- **YOUR TASK**: Your reply should hold every record exactly as given, with no pictures in it.

- **RECORDS SHOWN**:
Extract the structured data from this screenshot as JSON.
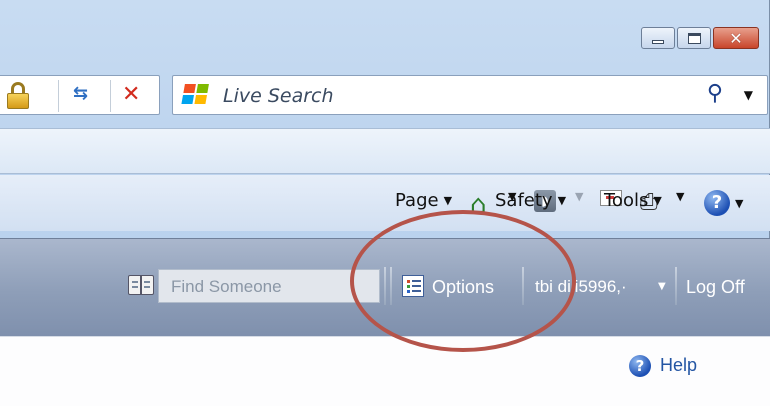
{
  "browser": {
    "search": {
      "placeholder": "Live Search"
    },
    "command_bar": {
      "page_label": "Page",
      "safety_label": "Safety",
      "tools_label": "Tools"
    }
  },
  "app_toolbar": {
    "find_placeholder": "Find Someone",
    "options_label": "Options",
    "user_label": "tbi diii5996,·",
    "logoff_label": "Log Off"
  },
  "content": {
    "help_label": "Help"
  },
  "icons": {
    "window_controls": [
      "minimize-icon",
      "maximize-icon",
      "close-icon"
    ],
    "address": [
      "lock-icon",
      "refresh-icon",
      "stop-icon"
    ],
    "command": [
      "home-icon",
      "rss-feeds-icon",
      "read-mail-icon",
      "print-icon",
      "help-icon"
    ]
  },
  "colors": {
    "annotation_circle": "#b5544a",
    "close_button": "#c8452b",
    "link": "#2355a3"
  }
}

- **TASK OUTPUT**:
Extract the structured data from this screenshot as JSON.
{
  "browser": {
    "search": {
      "placeholder": "Live Search"
    },
    "command_bar": {
      "page_label": "Page",
      "safety_label": "Safety",
      "tools_label": "Tools"
    }
  },
  "app_toolbar": {
    "find_placeholder": "Find Someone",
    "options_label": "Options",
    "user_label": "tbi diii5996,·",
    "logoff_label": "Log Off"
  },
  "content": {
    "help_label": "Help"
  },
  "icons": {
    "window_controls": [
      "minimize-icon",
      "maximize-icon",
      "close-icon"
    ],
    "address": [
      "lock-icon",
      "refresh-icon",
      "stop-icon"
    ],
    "command": [
      "home-icon",
      "rss-feeds-icon",
      "read-mail-icon",
      "print-icon",
      "help-icon"
    ]
  },
  "colors": {
    "annotation_circle": "#b5544a",
    "close_button": "#c8452b",
    "link": "#2355a3"
  }
}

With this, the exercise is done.